The AP Studio Art portfolios are designed for students who are seriously interested in the practical experience of art. You will work on creating a portfolio of college-level work in the chosen course to be submitted as your exam in early May. Students may choose to submit either or both of the Drawing and Two-Dimensional Design portfolios. AP Studio Art students create a portfolio of work to demonstrate the artistic skills and ideas they have developed, refined, and applied over the course of the year to produce visual compositions. Each portfolio has the same three sections: Selected Works (Quality), Sustained Investigation (Concentration), and Range of Approaches (Breadth). In the spring, you will upload digital images of your work and commentary online. As well, the Drawing and 2D Design (Quality)portfolio is sent as 5 physical works. A qualifying portfolio score can earn you college credit and/or advanced placement. For more information, please visit: AP Studio Art: Design and AP Studio Art: Drawing .
AP Music Theory corresponds to two semesters of a typical introductory college music theory course covering topics such as musicianship, theory, musical materials, and procedures. Students develop the ability to recognize, understand, and describe basic materials and processes of music that are heard or presented in a score. Development of aural skills is a primary objective. Students understand basic concepts and terminology by listening to and performing a wide variety of music. For more information, please visit: https://apcentral.collegeboard.org/courses/ap-music-theory/course?course=ap-music-theory.
AP Capstone™ is an innovative diploma program from the College Board that
equips students with the independent research, collaborative teamwork, and
communication skills that are increasingly valued by colleges. AP Capstone is built
on the foundation of two AP courses — AP Seminar and AP Research — and
is designed to complement and enhance the in-depth, discipline-specific study
experienced in other AP courses. For more information, please visit: https://apcentral.collegeboard.org/courses/ap-capstone?course=ap-capstone-diploma-program.
In AP Seminar, students investigate real-world issues from multiple perspectives,
gathering and analyzing information from various sources in order to develop credible
and valid evidence-based arguments. AP Seminar is a prerequisite for AP Research. https://apcentral.collegeboard.org/courses/ap-seminar?course=ap-seminar.

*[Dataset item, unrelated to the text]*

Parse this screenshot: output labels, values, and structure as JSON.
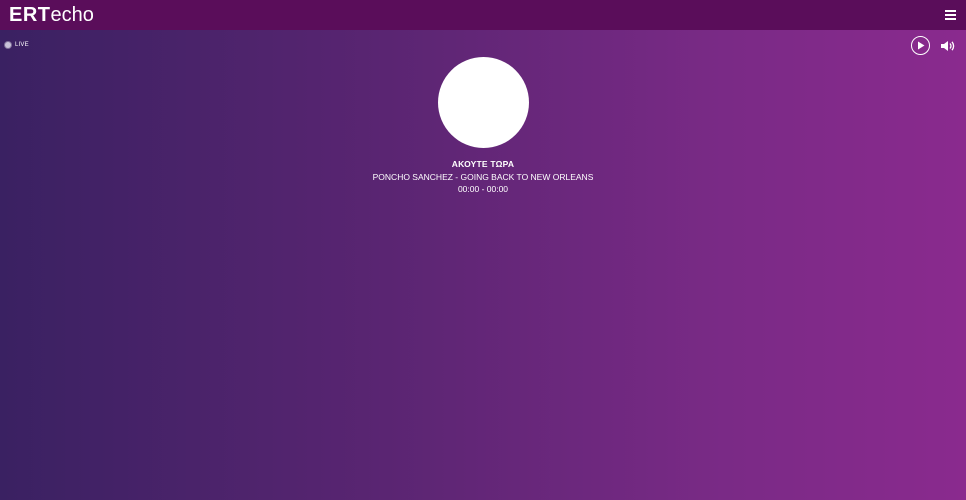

In AP Research, students cultivate the skills and discipline necessary to conduct independent
research and inquiry in order to produce and defend their scholarly work. https://apcentral.collegeboard.org/courses/ap-research?course=ap-research.